§ **Task directions**: Each line of the data below must be given again exactly as written.

§ **Excerpted records**:
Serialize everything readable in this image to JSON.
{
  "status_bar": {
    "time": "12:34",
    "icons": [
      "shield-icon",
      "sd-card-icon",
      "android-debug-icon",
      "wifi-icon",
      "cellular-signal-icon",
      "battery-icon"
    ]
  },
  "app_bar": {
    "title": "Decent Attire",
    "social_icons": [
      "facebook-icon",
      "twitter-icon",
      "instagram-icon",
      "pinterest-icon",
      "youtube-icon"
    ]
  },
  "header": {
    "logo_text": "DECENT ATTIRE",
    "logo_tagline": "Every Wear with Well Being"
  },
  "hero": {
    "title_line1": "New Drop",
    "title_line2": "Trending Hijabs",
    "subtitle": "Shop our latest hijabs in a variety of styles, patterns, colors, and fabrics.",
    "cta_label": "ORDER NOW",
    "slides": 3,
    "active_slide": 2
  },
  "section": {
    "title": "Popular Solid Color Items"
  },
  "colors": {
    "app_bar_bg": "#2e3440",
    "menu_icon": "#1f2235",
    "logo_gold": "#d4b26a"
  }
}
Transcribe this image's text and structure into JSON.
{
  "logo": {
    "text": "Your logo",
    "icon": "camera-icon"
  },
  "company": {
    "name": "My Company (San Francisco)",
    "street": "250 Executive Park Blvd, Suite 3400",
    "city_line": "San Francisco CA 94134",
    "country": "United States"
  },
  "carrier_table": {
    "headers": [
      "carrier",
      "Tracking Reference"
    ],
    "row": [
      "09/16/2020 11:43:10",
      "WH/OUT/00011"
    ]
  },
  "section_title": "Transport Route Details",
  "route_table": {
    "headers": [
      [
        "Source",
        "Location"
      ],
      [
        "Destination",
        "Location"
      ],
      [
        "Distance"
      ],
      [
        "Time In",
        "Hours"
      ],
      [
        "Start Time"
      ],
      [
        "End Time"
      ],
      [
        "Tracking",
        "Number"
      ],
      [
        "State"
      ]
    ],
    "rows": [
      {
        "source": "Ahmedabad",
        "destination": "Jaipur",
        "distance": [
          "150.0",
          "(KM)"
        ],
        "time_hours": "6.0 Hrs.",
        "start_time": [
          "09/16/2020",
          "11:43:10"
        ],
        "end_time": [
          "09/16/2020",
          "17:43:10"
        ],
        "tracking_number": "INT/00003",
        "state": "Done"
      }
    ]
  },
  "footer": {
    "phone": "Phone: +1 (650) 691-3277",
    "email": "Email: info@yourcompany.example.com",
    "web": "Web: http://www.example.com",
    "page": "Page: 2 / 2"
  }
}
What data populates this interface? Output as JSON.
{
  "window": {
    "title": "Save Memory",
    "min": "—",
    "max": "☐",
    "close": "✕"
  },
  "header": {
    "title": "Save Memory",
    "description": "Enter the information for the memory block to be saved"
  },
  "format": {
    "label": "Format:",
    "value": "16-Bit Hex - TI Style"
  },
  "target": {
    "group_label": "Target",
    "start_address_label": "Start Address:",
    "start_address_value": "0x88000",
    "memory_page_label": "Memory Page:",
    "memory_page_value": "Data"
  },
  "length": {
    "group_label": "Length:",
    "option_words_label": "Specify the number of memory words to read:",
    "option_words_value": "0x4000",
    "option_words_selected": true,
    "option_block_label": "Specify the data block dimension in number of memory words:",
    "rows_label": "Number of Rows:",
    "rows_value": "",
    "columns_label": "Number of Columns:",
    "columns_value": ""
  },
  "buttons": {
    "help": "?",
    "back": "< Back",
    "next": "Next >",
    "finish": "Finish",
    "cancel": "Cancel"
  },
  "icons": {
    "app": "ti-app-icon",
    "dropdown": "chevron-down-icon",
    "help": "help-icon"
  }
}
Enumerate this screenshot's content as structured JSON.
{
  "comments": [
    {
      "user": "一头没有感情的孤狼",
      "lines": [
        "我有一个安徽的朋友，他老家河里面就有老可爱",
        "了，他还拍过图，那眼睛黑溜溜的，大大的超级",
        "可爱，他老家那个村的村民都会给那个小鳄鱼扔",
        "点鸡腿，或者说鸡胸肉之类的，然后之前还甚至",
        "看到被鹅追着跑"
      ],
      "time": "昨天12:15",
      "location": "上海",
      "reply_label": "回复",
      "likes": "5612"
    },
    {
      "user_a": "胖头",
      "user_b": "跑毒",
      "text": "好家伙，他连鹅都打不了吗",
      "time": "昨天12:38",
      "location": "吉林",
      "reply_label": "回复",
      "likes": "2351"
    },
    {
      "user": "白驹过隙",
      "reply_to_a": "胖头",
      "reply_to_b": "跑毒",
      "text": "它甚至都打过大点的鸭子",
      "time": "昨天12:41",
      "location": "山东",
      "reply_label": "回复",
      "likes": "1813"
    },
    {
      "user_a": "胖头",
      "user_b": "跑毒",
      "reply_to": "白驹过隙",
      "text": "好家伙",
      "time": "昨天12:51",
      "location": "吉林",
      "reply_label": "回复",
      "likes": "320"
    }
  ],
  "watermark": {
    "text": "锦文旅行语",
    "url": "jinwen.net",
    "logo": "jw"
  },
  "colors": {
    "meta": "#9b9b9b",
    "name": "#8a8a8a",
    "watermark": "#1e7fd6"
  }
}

§ **Response to this task**:
Serialize everything readable in this image to JSON.
{
  "status_bar": {
    "time": "12:34",
    "icons": [
      "shield-icon",
      "sd-card-icon",
      "android-debug-icon",
      "wifi-icon",
      "cellular-signal-icon",
      "battery-icon"
    ]
  },
  "app_bar": {
    "title": "Decent Attire",
    "social_icons": [
      "facebook-icon",
      "twitter-icon",
      "instagram-icon",
      "pinterest-icon",
      "youtube-icon"
    ]
  },
  "header": {
    "logo_text": "DECENT ATTIRE",
    "logo_tagline": "Every Wear with Well Being"
  },
  "hero": {
    "title_line1": "New Drop",
    "title_line2": "Trending Hijabs",
    "subtitle": "Shop our latest hijabs in a variety of styles, patterns, colors, and fabrics.",
    "cta_label": "ORDER NOW",
    "slides": 3,
    "active_slide": 2
  },
  "section": {
    "title": "Popular Solid Color Items"
  },
  "colors": {
    "app_bar_bg": "#2e3440",
    "menu_icon": "#1f2235",
    "logo_gold": "#d4b26a"
  }
}
Transcribe this image's text and structure into JSON.
{
  "logo": {
    "text": "Your logo",
    "icon": "camera-icon"
  },
  "company": {
    "name": "My Company (San Francisco)",
    "street": "250 Executive Park Blvd, Suite 3400",
    "city_line": "San Francisco CA 94134",
    "country": "United States"
  },
  "carrier_table": {
    "headers": [
      "carrier",
      "Tracking Reference"
    ],
    "row": [
      "09/16/2020 11:43:10",
      "WH/OUT/00011"
    ]
  },
  "section_title": "Transport Route Details",
  "route_table": {
    "headers": [
      [
        "Source",
        "Location"
      ],
      [
        "Destination",
        "Location"
      ],
      [
        "Distance"
      ],
      [
        "Time In",
        "Hours"
      ],
      [
        "Start Time"
      ],
      [
        "End Time"
      ],
      [
        "Tracking",
        "Number"
      ],
      [
        "State"
      ]
    ],
    "rows": [
      {
        "source": "Ahmedabad",
        "destination": "Jaipur",
        "distance": [
          "150.0",
          "(KM)"
        ],
        "time_hours": "6.0 Hrs.",
        "start_time": [
          "09/16/2020",
          "11:43:10"
        ],
        "end_time": [
          "09/16/2020",
          "17:43:10"
        ],
        "tracking_number": "INT/00003",
        "state": "Done"
      }
    ]
  },
  "footer": {
    "phone": "Phone: +1 (650) 691-3277",
    "email": "Email: info@yourcompany.example.com",
    "web": "Web: http://www.example.com",
    "page": "Page: 2 / 2"
  }
}
What data populates this interface? Output as JSON.
{
  "window": {
    "title": "Save Memory",
    "min": "—",
    "max": "☐",
    "close": "✕"
  },
  "header": {
    "title": "Save Memory",
    "description": "Enter the information for the memory block to be saved"
  },
  "format": {
    "label": "Format:",
    "value": "16-Bit Hex - TI Style"
  },
  "target": {
    "group_label": "Target",
    "start_address_label": "Start Address:",
    "start_address_value": "0x88000",
    "memory_page_label": "Memory Page:",
    "memory_page_value": "Data"
  },
  "length": {
    "group_label": "Length:",
    "option_words_label": "Specify the number of memory words to read:",
    "option_words_value": "0x4000",
    "option_words_selected": true,
    "option_block_label": "Specify the data block dimension in number of memory words:",
    "rows_label": "Number of Rows:",
    "rows_value": "",
    "columns_label": "Number of Columns:",
    "columns_value": ""
  },
  "buttons": {
    "help": "?",
    "back": "< Back",
    "next": "Next >",
    "finish": "Finish",
    "cancel": "Cancel"
  },
  "icons": {
    "app": "ti-app-icon",
    "dropdown": "chevron-down-icon",
    "help": "help-icon"
  }
}
Enumerate this screenshot's content as structured JSON.
{
  "comments": [
    {
      "user": "一头没有感情的孤狼",
      "lines": [
        "我有一个安徽的朋友，他老家河里面就有老可爱",
        "了，他还拍过图，那眼睛黑溜溜的，大大的超级",
        "可爱，他老家那个村的村民都会给那个小鳄鱼扔",
        "点鸡腿，或者说鸡胸肉之类的，然后之前还甚至",
        "看到被鹅追着跑"
      ],
      "time": "昨天12:15",
      "location": "上海",
      "reply_label": "回复",
      "likes": "5612"
    },
    {
      "user_a": "胖头",
      "user_b": "跑毒",
      "text": "好家伙，他连鹅都打不了吗",
      "time": "昨天12:38",
      "location": "吉林",
      "reply_label": "回复",
      "likes": "2351"
    },
    {
      "user": "白驹过隙",
      "reply_to_a": "胖头",
      "reply_to_b": "跑毒",
      "text": "它甚至都打过大点的鸭子",
      "time": "昨天12:41",
      "location": "山东",
      "reply_label": "回复",
      "likes": "1813"
    },
    {
      "user_a": "胖头",
      "user_b": "跑毒",
      "reply_to": "白驹过隙",
      "text": "好家伙",
      "time": "昨天12:51",
      "location": "吉林",
      "reply_label": "回复",
      "likes": "320"
    }
  ],
  "watermark": {
    "text": "锦文旅行语",
    "url": "jinwen.net",
    "logo": "jw"
  },
  "colors": {
    "meta": "#9b9b9b",
    "name": "#8a8a8a",
    "watermark": "#1e7fd6"
  }
}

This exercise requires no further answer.